§ What you are asked to do: Each line of the data that includes "graphics" must be copied.

-.-.-

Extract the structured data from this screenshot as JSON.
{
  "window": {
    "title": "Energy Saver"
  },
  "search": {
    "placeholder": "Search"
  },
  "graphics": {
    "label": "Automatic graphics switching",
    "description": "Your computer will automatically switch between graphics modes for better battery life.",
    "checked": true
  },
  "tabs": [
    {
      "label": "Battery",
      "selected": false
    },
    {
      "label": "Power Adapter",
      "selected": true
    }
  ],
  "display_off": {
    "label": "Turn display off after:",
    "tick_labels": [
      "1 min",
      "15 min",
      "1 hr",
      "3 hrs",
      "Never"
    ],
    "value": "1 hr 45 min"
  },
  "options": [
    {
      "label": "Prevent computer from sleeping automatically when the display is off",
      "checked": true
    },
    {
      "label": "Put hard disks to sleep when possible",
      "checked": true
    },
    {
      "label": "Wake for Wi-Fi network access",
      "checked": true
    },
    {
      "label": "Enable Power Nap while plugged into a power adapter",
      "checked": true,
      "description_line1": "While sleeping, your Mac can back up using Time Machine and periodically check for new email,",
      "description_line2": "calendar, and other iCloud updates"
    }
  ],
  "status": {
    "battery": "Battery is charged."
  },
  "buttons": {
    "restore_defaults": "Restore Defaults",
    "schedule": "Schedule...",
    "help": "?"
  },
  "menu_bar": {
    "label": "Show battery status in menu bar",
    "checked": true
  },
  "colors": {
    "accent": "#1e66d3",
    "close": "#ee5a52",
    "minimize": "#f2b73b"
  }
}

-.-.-

§ Problem solution:
  "graphics": {
    "label": "Automatic graphics switching",
    "description": "Your computer will automatically switch between graphics modes for better battery life.",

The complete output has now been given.